> TASK DESCRIPTION:
The required answer is every line of the data containing the word "icon".

(Beginning of THE DATA)

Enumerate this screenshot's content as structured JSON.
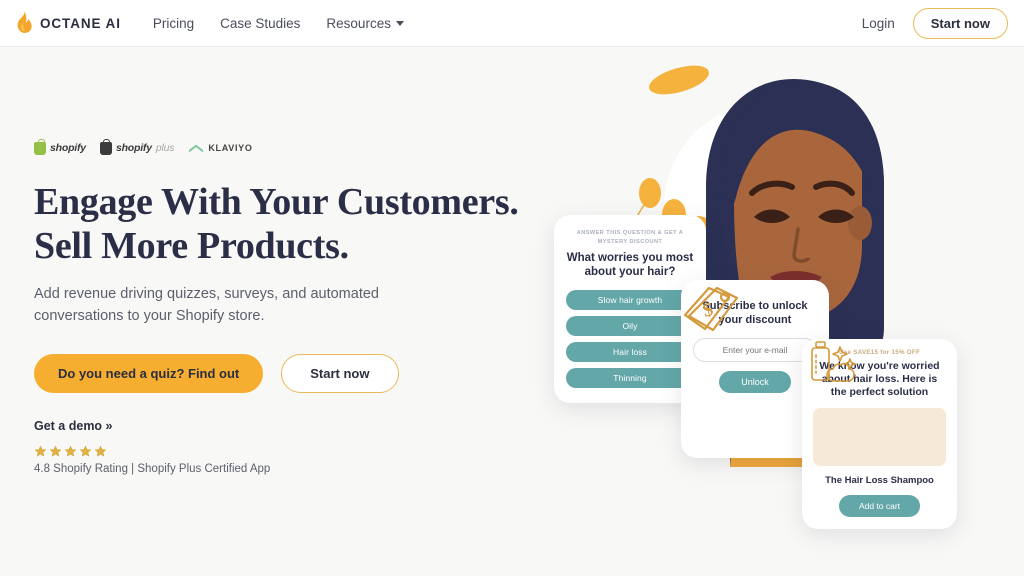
{
  "header": {
    "brand_name": "OCTANE AI",
    "logo_icon": "flame-icon",
    "nav": [
      {
        "label": "Pricing",
        "has_caret": false
      },
      {
        "label": "Case Studies",
        "has_caret": false
      },
      {
        "label": "Resources",
        "has_caret": true
      }
    ],
    "login_label": "Login",
    "start_now_label": "Start now"
  },
  "hero": {
    "partners": [
      {
        "name": "shopify",
        "icon": "shopify-bag-icon"
      },
      {
        "name": "shopify",
        "suffix": "plus",
        "icon": "shopify-plus-bag-icon"
      },
      {
        "name": "KLAVIYO",
        "icon": "klaviyo-icon"
      }
    ],
    "headline_line1": "Engage With Your Customers.",
    "headline_line2": "Sell More Products.",
    "subhead": "Add revenue driving quizzes, surveys, and automated conversations to your Shopify store.",
    "cta_primary": "Do you need a quiz? Find out",
    "cta_secondary": "Start now",
    "demo_link": "Get a demo »",
    "stars": 5,
    "rating_text": "4.8 Shopify Rating | Shopify Plus Certified App"
  },
  "illustration": {
    "quiz_card": {
      "kicker": "ANSWER THIS QUESTION & GET A MYSTERY DISCOUNT",
      "question": "What worries you most about your hair?",
      "options": [
        "Slow hair growth",
        "Oily",
        "Hair loss",
        "Thinning"
      ]
    },
    "subscribe_card": {
      "icon": "price-tag-icon",
      "title": "Subscribe to unlock your discount",
      "email_placeholder": "Enter your e-mail",
      "button_label": "Unlock"
    },
    "product_card": {
      "promo": "Use SAVE15 for 15% OFF",
      "headline": "We know you're worried about hair loss. Here is the perfect solution",
      "product_image_icon": "shampoo-bottle-icon",
      "product_name": "The Hair Loss Shampoo",
      "button_label": "Add to cart"
    }
  },
  "colors": {
    "accent_orange": "#f5ae30",
    "accent_gold_border": "#e8bb56",
    "teal": "#63a7a8",
    "headline_navy": "#2b2e47",
    "page_bg": "#f8f8f7",
    "hair_navy": "#2b3054",
    "skin": "#a9663c",
    "leaf_yellow": "#f6b02b"
  }
}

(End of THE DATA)

> TASK OUTPUT:
    "logo_icon": "flame-icon",
        "icon": "shopify-bag-icon"
        "icon": "shopify-plus-bag-icon"
        "icon": "klaviyo-icon"
      "icon": "price-tag-icon",
      "product_image_icon": "shampoo-bottle-icon",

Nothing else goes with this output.